[Component data from apps and pages]
--------------------------------

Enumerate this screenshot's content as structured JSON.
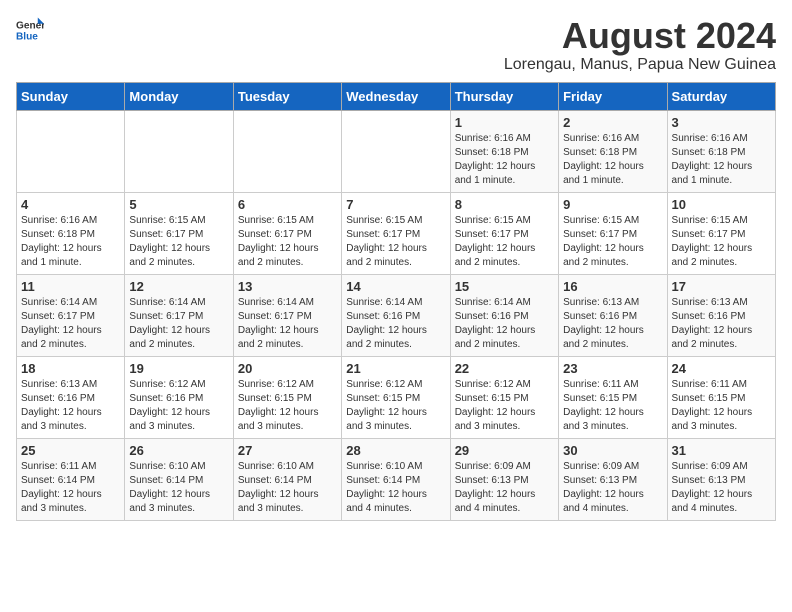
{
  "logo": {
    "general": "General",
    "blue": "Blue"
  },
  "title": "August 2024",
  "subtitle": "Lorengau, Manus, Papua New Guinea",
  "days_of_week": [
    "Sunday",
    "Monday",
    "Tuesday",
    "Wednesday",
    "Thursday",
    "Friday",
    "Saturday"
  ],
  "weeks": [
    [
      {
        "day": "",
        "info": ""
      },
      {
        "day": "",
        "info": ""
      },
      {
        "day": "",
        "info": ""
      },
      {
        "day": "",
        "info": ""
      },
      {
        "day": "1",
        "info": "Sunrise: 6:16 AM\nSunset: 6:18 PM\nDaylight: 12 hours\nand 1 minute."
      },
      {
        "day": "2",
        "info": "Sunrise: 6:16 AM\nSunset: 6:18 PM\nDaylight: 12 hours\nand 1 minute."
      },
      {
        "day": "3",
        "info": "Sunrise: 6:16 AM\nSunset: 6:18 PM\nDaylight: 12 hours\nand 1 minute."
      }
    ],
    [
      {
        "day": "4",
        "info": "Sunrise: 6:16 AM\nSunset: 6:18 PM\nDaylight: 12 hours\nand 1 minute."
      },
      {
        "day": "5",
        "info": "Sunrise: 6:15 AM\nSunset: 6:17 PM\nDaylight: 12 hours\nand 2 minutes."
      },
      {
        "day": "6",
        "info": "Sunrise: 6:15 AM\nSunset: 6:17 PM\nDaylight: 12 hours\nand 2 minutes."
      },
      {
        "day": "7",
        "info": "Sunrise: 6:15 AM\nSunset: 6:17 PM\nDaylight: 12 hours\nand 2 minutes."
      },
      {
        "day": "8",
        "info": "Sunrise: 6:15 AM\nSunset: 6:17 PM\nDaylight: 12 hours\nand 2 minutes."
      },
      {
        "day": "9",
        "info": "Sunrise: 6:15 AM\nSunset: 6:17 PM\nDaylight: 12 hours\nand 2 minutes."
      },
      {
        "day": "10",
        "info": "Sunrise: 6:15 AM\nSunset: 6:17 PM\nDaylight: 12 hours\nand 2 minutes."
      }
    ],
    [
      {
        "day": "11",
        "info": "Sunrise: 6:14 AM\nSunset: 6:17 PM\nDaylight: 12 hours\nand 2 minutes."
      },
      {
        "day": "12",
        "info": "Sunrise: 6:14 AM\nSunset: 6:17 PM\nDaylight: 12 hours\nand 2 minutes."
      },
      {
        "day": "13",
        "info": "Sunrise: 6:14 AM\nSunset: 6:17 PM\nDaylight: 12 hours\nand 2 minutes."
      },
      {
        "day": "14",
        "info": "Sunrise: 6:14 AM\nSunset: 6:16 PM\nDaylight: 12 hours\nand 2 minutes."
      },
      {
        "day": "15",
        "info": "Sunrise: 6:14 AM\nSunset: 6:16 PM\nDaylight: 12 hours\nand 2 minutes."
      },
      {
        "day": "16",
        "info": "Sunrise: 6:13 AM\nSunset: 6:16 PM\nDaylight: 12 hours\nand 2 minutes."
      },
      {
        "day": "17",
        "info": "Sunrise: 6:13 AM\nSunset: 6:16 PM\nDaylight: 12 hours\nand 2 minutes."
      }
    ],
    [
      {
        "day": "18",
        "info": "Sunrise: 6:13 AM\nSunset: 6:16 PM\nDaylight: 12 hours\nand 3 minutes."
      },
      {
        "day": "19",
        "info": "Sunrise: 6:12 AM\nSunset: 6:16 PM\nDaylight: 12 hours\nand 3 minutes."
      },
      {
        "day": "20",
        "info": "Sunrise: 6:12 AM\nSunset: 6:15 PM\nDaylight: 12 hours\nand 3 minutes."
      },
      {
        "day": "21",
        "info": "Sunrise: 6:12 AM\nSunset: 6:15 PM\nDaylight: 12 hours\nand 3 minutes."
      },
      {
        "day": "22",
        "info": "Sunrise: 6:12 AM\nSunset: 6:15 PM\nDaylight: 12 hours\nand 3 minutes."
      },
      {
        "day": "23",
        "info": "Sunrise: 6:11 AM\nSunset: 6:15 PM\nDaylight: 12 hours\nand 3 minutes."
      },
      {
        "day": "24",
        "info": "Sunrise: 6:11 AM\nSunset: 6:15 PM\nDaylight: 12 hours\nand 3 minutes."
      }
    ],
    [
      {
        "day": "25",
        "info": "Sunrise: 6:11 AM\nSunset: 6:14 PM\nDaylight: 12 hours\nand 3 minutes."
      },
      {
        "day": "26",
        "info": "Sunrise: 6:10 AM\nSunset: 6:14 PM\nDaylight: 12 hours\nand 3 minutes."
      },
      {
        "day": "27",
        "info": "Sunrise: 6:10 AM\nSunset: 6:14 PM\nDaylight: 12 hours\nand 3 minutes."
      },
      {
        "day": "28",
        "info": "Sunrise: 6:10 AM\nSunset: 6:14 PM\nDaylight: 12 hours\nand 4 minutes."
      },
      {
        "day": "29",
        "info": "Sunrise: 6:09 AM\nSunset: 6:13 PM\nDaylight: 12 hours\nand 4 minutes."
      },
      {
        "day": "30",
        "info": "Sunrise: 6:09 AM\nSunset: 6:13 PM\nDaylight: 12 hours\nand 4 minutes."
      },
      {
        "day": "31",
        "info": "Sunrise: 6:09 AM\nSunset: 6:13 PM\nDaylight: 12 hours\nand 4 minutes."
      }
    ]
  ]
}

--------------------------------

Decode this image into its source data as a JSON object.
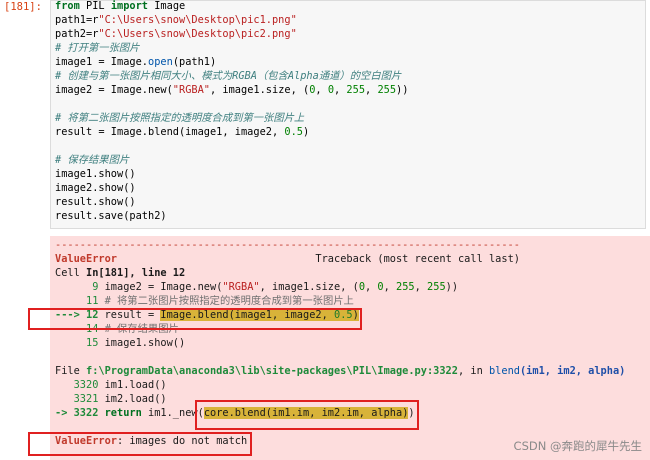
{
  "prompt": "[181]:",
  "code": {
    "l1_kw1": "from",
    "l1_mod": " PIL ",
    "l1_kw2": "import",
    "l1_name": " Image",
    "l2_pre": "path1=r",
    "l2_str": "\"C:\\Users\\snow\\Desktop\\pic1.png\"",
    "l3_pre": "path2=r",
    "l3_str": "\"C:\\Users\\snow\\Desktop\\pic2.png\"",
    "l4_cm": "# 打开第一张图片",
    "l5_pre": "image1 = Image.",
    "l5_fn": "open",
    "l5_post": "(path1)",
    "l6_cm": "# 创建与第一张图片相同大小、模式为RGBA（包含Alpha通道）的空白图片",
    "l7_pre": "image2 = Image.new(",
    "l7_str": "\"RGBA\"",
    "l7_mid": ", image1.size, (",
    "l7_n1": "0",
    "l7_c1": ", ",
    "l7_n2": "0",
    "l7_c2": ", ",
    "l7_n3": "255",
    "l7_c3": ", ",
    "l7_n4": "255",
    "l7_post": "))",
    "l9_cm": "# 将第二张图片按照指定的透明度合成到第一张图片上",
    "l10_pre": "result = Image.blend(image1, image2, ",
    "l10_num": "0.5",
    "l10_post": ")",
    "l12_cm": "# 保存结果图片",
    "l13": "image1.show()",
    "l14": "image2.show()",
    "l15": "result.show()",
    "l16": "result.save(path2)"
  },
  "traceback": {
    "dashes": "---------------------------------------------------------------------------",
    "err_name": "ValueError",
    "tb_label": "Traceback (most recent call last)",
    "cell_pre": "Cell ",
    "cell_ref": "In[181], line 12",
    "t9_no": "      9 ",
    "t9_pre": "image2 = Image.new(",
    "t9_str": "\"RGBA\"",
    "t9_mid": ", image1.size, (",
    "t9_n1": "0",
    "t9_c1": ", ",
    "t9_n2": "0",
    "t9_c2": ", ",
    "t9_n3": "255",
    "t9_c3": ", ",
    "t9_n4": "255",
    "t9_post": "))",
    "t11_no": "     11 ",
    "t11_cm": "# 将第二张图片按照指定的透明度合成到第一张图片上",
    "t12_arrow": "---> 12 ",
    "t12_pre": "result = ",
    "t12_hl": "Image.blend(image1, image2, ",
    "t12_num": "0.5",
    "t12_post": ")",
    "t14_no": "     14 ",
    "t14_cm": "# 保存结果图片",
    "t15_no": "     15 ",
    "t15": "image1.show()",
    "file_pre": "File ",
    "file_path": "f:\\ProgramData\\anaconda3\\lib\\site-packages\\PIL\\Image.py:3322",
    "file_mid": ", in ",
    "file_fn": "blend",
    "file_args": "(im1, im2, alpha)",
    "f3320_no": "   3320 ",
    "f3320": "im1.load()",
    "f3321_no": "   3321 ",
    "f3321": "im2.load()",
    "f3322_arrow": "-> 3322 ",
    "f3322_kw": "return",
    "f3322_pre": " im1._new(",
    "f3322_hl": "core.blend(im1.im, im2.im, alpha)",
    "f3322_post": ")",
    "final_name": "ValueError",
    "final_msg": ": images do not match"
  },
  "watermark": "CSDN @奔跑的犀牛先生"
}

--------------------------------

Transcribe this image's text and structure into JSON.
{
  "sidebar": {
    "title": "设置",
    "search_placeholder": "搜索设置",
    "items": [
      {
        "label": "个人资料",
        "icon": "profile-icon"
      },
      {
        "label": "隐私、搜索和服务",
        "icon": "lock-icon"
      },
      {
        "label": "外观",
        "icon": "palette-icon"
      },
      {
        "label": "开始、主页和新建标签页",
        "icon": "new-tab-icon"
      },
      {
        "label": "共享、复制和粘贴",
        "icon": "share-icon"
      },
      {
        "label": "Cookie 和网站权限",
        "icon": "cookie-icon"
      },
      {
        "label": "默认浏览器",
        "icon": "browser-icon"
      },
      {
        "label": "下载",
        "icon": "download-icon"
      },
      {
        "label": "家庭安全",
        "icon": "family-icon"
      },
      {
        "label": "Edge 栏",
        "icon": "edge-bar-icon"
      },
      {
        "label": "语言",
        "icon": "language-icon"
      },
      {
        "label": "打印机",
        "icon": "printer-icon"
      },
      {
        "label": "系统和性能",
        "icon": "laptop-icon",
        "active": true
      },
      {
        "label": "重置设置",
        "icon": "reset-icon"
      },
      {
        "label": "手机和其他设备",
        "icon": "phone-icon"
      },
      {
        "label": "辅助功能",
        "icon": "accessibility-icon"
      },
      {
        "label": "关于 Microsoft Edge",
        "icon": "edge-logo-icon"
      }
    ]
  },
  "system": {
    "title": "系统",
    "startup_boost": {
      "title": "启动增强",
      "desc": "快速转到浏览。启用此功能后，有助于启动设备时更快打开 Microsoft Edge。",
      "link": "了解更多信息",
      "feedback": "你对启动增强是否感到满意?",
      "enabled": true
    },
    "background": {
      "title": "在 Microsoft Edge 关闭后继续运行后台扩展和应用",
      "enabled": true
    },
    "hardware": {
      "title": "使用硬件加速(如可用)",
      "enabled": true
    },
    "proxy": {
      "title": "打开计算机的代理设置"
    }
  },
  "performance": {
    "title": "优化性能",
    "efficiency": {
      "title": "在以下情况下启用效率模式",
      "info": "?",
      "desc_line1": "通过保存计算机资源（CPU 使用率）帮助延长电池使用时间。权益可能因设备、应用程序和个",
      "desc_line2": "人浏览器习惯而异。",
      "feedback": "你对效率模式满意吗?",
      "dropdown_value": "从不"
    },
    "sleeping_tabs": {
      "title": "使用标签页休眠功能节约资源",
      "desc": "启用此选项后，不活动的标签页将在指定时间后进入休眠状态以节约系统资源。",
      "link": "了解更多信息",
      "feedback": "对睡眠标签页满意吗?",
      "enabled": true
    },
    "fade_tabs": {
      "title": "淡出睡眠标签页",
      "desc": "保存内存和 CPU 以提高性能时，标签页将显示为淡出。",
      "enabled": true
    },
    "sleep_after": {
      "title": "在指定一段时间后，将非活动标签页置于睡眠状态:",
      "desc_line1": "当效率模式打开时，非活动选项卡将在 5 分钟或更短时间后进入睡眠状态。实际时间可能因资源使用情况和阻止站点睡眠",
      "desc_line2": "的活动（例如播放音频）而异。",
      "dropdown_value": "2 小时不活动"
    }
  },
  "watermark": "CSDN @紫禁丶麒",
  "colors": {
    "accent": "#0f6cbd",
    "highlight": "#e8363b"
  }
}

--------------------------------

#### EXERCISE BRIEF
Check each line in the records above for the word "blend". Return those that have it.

#### YOUR RESPONSE
    "l10_pre": "result = Image.blend(image1, image2, ",
    "t12_hl": "Image.blend(image1, image2, ",
    "file_fn": "blend",
    "f3322_hl": "core.blend(im1.im, im2.im, alpha)",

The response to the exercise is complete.